Check each line of the material. Copy those containing "duration".

### SOURCE RECORDS

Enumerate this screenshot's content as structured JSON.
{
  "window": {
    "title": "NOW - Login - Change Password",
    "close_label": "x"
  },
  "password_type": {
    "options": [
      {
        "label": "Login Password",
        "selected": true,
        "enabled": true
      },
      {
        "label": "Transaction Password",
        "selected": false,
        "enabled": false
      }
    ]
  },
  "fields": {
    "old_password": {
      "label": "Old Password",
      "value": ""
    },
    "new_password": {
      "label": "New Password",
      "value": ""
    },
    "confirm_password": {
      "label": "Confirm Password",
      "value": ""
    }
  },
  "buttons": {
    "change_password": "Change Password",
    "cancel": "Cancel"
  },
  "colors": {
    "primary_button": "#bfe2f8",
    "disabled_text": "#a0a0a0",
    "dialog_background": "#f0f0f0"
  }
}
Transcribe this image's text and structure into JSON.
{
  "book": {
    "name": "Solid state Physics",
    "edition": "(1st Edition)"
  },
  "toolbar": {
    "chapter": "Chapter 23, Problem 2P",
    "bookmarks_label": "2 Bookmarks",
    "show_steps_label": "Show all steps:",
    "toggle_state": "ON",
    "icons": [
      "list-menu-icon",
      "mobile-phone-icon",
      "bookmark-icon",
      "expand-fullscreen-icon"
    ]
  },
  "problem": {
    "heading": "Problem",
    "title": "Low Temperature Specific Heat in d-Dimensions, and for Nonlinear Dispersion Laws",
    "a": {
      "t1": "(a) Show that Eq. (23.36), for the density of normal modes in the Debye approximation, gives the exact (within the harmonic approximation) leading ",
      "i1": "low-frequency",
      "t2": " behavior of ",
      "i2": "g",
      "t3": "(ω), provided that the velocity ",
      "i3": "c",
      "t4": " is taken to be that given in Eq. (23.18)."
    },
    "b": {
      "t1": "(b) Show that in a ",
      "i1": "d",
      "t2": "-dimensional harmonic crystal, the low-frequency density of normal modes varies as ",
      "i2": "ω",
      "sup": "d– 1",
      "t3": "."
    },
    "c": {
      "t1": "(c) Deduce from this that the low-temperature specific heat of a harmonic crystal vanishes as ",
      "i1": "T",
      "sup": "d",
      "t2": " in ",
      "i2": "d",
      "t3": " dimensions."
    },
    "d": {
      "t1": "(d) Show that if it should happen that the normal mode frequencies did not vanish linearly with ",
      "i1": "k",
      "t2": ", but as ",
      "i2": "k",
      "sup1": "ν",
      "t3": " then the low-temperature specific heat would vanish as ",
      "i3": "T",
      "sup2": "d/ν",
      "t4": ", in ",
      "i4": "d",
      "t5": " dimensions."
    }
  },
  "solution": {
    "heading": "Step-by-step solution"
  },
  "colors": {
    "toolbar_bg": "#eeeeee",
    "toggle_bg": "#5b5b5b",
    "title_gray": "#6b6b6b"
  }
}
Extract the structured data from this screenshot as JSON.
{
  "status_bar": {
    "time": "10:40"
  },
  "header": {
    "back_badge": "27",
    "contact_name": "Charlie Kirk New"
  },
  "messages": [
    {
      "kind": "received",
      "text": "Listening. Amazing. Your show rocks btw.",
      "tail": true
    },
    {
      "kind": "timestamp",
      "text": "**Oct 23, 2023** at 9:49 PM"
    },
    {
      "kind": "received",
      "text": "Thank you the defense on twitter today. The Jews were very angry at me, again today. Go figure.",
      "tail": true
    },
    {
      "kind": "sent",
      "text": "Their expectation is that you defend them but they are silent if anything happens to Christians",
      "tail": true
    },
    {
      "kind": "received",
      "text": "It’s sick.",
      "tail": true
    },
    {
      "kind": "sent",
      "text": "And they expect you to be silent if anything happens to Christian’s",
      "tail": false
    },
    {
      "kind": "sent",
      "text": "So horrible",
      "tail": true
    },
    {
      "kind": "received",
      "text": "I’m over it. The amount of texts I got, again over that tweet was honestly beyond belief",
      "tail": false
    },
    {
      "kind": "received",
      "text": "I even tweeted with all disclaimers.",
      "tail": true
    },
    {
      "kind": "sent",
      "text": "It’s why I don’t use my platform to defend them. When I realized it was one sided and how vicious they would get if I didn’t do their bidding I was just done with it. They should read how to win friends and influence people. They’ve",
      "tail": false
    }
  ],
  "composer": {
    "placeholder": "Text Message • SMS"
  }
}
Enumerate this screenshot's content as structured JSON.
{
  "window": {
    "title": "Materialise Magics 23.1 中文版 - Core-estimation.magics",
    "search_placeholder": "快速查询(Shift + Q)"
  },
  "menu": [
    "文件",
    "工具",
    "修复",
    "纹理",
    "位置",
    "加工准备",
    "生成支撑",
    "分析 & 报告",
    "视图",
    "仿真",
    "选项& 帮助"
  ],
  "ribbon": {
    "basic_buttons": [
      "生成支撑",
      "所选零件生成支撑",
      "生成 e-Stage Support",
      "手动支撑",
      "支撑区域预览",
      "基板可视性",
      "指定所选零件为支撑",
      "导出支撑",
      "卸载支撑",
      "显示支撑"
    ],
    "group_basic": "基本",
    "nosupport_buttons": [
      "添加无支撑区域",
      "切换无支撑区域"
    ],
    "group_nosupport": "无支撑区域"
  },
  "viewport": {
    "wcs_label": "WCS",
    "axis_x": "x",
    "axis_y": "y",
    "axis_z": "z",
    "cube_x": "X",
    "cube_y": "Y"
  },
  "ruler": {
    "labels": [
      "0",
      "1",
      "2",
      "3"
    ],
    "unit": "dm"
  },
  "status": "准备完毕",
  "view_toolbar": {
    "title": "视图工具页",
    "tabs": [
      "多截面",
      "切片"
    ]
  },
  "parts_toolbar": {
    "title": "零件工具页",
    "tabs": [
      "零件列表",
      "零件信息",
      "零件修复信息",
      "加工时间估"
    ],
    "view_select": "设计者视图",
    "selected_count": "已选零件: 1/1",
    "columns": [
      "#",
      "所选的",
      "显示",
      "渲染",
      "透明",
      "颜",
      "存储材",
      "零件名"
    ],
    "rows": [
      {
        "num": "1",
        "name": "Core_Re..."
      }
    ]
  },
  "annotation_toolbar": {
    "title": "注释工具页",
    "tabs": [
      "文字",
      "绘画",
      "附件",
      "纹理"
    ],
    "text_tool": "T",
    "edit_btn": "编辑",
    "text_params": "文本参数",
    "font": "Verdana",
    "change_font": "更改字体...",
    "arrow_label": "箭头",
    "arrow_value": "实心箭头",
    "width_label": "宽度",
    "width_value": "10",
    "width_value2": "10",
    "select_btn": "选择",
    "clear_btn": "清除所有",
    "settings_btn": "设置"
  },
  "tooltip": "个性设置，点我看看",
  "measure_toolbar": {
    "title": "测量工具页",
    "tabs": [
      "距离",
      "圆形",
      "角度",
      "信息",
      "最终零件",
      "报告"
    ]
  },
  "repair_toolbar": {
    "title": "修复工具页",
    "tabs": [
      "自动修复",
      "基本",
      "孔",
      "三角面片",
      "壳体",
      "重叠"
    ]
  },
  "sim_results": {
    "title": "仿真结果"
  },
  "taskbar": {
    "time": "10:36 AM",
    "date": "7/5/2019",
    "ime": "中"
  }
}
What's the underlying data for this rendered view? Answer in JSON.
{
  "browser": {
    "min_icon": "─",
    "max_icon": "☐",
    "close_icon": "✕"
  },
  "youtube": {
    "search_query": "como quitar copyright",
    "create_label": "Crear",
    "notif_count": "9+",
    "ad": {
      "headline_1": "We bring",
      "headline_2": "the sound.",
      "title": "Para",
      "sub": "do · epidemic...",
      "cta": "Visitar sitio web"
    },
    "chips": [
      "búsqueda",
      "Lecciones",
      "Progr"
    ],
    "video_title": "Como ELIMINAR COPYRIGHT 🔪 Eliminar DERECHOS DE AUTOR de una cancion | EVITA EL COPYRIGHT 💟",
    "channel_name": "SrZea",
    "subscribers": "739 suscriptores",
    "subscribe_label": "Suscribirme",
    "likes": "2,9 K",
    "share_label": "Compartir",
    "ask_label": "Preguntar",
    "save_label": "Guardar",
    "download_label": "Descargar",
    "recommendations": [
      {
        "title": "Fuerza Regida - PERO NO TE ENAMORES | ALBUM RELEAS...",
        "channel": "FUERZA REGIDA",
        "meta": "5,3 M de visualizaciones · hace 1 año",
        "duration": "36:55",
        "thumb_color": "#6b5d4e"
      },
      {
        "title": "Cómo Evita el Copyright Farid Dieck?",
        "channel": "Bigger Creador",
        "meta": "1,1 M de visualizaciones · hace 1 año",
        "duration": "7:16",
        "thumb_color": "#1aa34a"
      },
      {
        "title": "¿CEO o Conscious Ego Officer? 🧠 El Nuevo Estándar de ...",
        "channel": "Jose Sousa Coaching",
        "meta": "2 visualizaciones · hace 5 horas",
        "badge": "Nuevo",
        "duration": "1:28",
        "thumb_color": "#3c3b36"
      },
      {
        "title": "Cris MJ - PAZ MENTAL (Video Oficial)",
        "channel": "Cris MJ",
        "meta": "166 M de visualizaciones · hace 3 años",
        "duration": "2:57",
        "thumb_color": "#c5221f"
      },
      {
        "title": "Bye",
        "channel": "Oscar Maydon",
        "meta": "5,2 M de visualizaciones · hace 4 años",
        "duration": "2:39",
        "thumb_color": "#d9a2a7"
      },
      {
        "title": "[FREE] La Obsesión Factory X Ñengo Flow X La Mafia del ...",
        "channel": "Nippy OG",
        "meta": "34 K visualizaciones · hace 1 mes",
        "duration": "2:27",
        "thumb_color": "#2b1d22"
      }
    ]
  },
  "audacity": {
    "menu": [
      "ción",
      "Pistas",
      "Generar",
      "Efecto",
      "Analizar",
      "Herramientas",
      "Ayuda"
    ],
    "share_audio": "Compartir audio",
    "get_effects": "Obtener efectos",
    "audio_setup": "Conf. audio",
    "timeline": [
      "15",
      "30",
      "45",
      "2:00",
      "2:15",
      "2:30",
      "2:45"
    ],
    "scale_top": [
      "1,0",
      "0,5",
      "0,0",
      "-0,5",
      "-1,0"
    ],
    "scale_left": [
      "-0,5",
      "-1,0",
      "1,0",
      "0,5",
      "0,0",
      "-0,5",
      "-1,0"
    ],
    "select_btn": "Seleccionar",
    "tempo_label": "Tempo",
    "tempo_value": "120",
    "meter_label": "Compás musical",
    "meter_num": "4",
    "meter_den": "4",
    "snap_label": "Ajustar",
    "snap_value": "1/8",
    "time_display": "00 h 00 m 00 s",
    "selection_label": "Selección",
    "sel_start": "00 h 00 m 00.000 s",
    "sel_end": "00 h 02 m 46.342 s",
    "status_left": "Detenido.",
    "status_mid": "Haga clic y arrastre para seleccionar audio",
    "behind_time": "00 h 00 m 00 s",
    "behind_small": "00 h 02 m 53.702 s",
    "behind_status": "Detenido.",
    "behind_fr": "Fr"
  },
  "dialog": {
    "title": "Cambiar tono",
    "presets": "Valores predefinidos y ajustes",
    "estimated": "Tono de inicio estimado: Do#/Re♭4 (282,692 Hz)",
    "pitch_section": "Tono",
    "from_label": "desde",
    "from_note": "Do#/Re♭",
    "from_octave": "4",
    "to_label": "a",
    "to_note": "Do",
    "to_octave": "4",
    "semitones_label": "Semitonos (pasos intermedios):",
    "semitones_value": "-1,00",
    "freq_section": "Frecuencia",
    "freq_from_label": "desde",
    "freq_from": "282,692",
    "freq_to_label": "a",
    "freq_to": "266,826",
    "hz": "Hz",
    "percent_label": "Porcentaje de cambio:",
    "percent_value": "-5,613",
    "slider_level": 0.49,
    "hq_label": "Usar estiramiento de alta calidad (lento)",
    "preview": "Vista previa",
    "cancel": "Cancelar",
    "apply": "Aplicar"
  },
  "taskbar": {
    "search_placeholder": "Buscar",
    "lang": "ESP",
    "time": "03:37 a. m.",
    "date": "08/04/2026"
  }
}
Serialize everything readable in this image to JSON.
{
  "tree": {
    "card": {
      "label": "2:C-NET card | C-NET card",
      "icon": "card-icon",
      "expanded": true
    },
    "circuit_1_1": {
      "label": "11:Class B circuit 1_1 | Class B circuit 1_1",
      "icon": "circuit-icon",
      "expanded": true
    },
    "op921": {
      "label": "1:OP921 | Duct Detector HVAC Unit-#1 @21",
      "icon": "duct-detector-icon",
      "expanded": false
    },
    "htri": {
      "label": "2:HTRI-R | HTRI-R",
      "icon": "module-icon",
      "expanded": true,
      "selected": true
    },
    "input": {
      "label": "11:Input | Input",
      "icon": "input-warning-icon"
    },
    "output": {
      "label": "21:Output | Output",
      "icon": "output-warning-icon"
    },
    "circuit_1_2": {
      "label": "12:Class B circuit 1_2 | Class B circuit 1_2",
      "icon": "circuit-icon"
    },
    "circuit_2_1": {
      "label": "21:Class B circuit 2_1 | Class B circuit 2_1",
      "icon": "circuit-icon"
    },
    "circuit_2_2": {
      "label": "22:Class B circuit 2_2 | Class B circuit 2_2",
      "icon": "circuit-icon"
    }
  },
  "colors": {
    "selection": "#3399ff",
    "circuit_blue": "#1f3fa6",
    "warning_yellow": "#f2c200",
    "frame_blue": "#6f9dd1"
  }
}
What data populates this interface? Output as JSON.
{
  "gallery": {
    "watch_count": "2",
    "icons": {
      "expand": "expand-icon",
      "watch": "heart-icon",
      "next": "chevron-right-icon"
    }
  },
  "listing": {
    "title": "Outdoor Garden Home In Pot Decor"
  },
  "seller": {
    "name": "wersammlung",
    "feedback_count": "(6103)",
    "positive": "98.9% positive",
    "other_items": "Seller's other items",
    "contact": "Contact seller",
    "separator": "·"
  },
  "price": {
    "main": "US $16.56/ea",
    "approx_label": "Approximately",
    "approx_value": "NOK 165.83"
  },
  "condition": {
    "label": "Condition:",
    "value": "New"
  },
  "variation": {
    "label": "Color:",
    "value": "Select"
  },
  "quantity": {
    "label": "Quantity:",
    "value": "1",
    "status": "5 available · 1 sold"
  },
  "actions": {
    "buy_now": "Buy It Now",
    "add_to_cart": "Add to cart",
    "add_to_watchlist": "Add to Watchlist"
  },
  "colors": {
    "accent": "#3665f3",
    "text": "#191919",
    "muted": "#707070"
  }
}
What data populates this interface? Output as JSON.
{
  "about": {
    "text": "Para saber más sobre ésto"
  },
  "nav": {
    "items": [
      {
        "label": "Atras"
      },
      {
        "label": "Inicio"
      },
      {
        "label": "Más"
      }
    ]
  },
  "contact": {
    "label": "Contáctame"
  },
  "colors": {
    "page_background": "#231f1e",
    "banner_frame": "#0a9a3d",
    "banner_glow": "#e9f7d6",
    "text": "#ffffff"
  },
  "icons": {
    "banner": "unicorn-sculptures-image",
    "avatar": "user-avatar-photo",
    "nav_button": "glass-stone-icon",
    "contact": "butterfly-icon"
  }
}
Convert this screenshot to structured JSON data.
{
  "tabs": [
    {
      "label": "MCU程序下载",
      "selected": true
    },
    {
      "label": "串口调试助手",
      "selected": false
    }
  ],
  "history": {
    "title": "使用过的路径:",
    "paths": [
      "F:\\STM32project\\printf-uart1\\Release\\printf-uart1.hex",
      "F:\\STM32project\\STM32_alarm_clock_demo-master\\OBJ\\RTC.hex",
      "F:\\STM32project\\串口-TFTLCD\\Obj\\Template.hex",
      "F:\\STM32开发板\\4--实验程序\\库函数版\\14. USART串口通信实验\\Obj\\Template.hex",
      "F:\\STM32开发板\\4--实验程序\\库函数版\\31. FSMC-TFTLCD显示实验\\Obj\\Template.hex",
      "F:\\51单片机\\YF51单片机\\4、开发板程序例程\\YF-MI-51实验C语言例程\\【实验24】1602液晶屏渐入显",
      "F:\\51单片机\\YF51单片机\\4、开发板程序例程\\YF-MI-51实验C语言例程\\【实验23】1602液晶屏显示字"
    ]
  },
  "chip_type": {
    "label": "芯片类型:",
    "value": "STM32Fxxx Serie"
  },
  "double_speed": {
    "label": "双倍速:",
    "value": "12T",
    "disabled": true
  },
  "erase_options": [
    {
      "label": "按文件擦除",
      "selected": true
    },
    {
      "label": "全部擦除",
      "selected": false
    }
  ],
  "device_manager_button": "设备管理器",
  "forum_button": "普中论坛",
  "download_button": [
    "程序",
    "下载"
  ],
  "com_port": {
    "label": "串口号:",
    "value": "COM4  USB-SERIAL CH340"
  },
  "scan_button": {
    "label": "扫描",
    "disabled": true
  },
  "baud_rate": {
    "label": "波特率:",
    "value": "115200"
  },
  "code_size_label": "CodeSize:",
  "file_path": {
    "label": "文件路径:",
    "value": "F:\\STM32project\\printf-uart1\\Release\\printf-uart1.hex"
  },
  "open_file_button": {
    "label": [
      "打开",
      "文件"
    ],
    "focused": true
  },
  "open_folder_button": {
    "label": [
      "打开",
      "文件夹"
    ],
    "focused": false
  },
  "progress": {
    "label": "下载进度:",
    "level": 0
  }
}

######

### [ANSWER TO THIS PROBLEM]
        "duration": "36:55",
        "duration": "7:16",
        "duration": "1:28",
        "duration": "2:57",
        "duration": "2:39",
        "duration": "2:27",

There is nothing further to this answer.